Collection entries
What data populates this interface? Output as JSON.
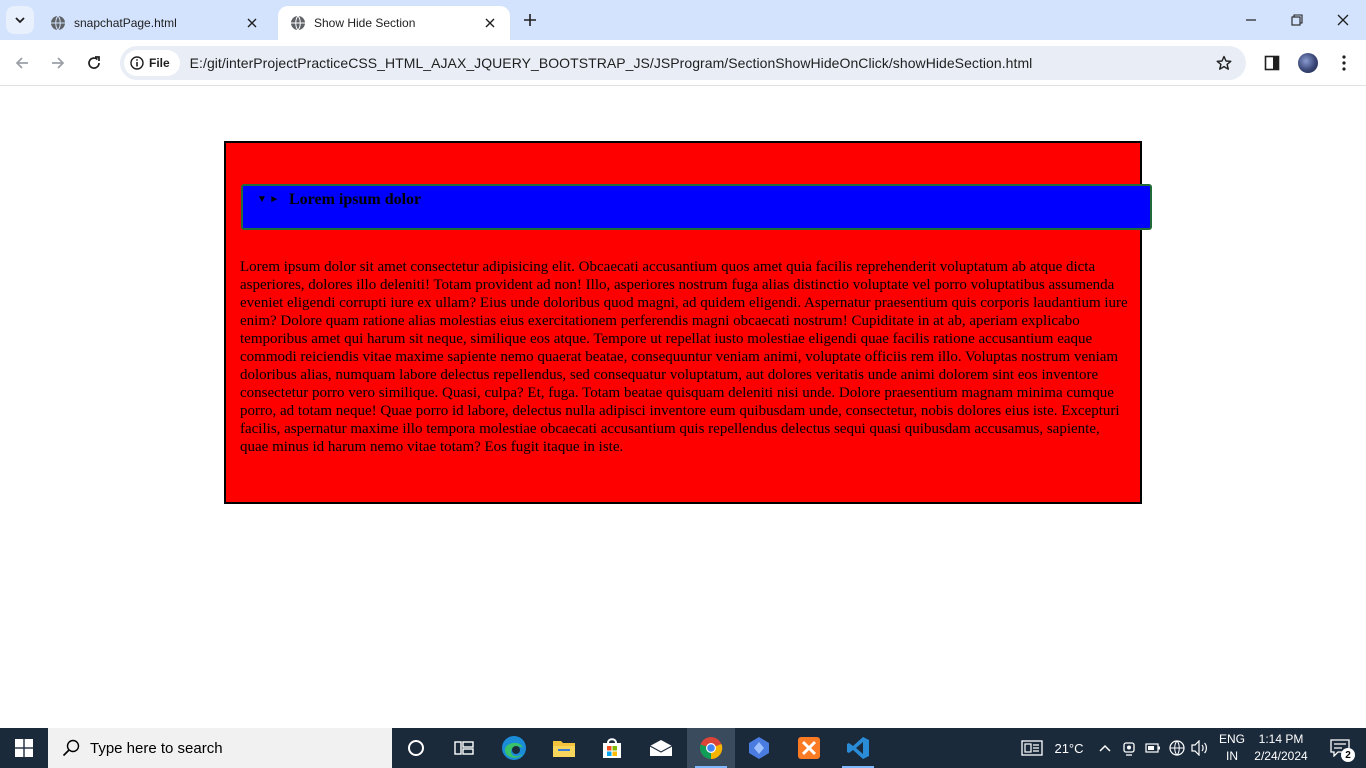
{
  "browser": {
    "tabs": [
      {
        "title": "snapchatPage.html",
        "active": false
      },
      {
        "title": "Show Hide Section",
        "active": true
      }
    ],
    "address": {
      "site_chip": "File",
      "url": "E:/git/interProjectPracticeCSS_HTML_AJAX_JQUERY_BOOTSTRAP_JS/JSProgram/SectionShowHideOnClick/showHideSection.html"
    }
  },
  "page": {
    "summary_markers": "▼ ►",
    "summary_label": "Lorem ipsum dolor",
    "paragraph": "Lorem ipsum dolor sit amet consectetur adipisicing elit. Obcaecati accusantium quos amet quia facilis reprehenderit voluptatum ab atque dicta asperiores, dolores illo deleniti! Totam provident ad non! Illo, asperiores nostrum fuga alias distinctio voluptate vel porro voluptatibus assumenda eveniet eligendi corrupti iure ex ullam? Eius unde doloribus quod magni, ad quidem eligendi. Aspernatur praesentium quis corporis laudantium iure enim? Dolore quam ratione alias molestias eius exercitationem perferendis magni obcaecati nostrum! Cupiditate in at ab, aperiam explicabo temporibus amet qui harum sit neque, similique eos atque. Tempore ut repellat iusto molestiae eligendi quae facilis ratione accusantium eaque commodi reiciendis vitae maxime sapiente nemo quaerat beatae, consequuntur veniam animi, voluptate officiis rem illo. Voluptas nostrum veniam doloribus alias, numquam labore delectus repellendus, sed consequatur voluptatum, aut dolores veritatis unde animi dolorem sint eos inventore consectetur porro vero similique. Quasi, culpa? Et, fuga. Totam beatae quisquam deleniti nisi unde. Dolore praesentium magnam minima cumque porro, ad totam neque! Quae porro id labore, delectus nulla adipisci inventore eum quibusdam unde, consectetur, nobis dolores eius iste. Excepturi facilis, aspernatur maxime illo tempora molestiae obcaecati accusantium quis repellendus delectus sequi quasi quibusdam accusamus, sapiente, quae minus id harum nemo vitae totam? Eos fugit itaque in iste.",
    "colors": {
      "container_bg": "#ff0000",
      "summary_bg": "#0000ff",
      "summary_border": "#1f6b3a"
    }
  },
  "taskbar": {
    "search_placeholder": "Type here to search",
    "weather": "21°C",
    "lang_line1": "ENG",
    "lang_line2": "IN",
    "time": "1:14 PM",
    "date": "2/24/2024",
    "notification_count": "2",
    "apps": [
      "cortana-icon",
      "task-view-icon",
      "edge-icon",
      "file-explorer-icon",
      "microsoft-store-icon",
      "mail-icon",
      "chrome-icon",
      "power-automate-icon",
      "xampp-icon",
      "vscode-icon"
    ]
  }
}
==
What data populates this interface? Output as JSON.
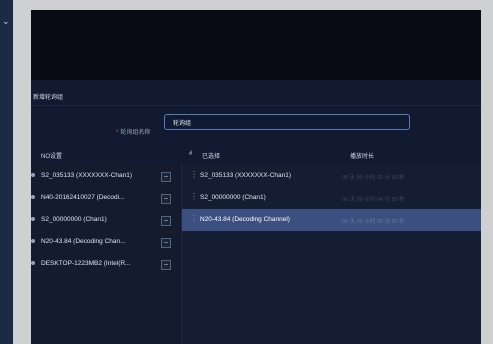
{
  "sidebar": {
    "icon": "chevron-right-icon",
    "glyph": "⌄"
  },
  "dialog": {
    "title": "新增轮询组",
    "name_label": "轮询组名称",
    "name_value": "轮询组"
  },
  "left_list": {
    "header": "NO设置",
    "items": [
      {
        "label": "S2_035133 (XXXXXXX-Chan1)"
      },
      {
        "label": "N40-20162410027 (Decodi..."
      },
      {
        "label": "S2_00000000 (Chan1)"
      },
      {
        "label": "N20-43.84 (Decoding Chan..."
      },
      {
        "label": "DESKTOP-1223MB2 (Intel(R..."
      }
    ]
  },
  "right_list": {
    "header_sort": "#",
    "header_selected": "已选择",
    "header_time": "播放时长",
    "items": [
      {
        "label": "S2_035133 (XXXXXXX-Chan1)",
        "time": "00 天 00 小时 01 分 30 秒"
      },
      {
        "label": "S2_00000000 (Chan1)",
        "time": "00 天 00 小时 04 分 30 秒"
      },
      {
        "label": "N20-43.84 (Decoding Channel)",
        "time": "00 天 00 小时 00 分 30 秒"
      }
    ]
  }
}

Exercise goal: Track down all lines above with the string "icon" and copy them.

Solution to this problem:
      "cortana-icon",
      "task-view-icon",
      "edge-icon",
      "file-explorer-icon",
      "microsoft-store-icon",
      "mail-icon",
      "chrome-icon",
      "power-automate-icon",
      "xampp-icon",
      "vscode-icon"
    "icon": "chevron-right-icon",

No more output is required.